In September 1789, at the end of the Constitutional Convention, James Madison wrote in dismay to his old friend Thomas Jefferson, who was an ocean away in Paris. “I hazard an opinion,” he lamented, “that the plan should it be adopted will neither effectively answer the national object nor prevent the local mischiefs which everywhere excite disgust against the state governments.” Read more >>

WHAT HAPPENS WHEN YOU SET ASIDE THE CONSTITUTION?

What does it mean to be an American? This may sound like a trite question, but it is one that we have been asking for the entire history of the United States, and it has more relevance than ever in the age of globalization—and terrorism. Read more >>

Every one of the Founding Fathers was a historian—a historian who believed that only history could protect us from tyranny and coercion. In their reactions to the long, bloody pageant of the English past, we can see mirrored the framers’ intent.

It took an Englishman, William Gladstone, to say what Americans have always thought: “The American Constitution is, so far as I can see, the most wonderful work ever struck off at a given time by the brain and purpose of man.” From this side of the water, however, Read more >>

After a summer of debate, three of the delegates in Philadelphia could not bring themselves to put their names to the document they had worked so hard to create

THE FINAL MOMENT CAME ON MONDAY MORNING, September 17,1787. The heat of summer had given way to a hint of autumn crispness. A weekend rain had cleared the air in Philadelphia and left the city fresh. Read more >>

A recent British ambassador to Washington takes a generous-spirited but clear-eyed look at the document that, as he points out, owes its existence to King George III

The guest at the British Embassy in Washington, D.C., leaves his car and is ushered through a comparatively modest, low-ceilinged entrance hall. Read more >>

The framers of the Constitution were proud of what they had done but might be astonished that their words still carry so much weight. A distinguished scholar tells us how the great charter has survived and flourished.

The American Constitution has functioned and endured longer than any other written constitution of the modern era. It imbues the nation with energy to act while restraining its agents from acting improperly. Read more >>
In this year of the bicentennial of the Constitution, American Heritage asked a number of historians, authors, and public figures to address themselves to one or both of these questions: Read more >>

Did the fifty-five statesmen meeting in Philadelphia at the Constitutional Convention know that a witch-hunt was taking place while they deliberated? Did they care?

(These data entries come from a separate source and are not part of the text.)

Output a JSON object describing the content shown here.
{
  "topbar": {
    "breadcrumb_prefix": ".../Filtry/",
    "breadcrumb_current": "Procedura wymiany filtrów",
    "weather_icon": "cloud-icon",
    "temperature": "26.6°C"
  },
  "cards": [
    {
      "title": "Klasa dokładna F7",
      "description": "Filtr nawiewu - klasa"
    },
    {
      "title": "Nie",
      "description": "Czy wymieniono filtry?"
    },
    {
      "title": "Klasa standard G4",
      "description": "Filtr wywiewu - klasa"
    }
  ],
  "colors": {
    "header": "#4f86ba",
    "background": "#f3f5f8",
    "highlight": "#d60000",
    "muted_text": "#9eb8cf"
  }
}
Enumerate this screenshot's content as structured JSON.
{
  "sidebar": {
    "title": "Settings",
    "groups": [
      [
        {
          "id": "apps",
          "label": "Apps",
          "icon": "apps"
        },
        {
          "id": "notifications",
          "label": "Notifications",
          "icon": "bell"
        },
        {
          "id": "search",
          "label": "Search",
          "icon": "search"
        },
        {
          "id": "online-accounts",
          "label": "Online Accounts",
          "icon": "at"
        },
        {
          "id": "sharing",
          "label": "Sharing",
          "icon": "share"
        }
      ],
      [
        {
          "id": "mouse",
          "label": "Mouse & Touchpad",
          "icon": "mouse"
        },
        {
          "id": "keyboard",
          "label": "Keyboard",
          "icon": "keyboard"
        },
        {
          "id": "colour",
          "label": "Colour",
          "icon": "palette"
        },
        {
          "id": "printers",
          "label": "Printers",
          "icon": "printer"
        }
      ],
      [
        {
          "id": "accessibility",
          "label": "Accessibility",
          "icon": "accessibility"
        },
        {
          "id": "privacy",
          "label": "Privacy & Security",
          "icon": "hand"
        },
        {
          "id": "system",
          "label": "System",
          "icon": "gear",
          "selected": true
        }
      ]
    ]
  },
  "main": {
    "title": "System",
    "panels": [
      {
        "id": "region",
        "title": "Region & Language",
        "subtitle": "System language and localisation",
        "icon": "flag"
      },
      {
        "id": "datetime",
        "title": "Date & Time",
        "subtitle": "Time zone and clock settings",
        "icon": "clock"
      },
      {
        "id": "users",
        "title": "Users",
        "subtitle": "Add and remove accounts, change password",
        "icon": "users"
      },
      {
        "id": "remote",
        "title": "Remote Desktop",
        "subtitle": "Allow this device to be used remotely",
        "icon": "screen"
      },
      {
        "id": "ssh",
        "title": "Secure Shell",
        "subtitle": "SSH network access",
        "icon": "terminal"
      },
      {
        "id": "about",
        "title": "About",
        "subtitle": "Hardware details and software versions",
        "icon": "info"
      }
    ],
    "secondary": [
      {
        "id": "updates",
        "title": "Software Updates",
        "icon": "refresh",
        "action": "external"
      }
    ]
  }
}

It's the only industrial nation in which the possession of rifles, shotguns, and handguns is lawfully prevalent among large numbers of its population.

After the Revolution, Washington returned to farming at Mount Vernon but eventually called for that he wished a “Convention of the People” to establish a “Federal Constitution”

The battle smoke of the Revolution had scarcely cleared when desperate economic conditions in Massachusetts led former patriots to rise against the government they had created. The fear this event aroused played an important part in shaping the new Constitution of the United States

OCTOBER, 1786: “Are your people … mad?” thundered the usually calm George Washington to a Massachusetts correspondent. Read more >>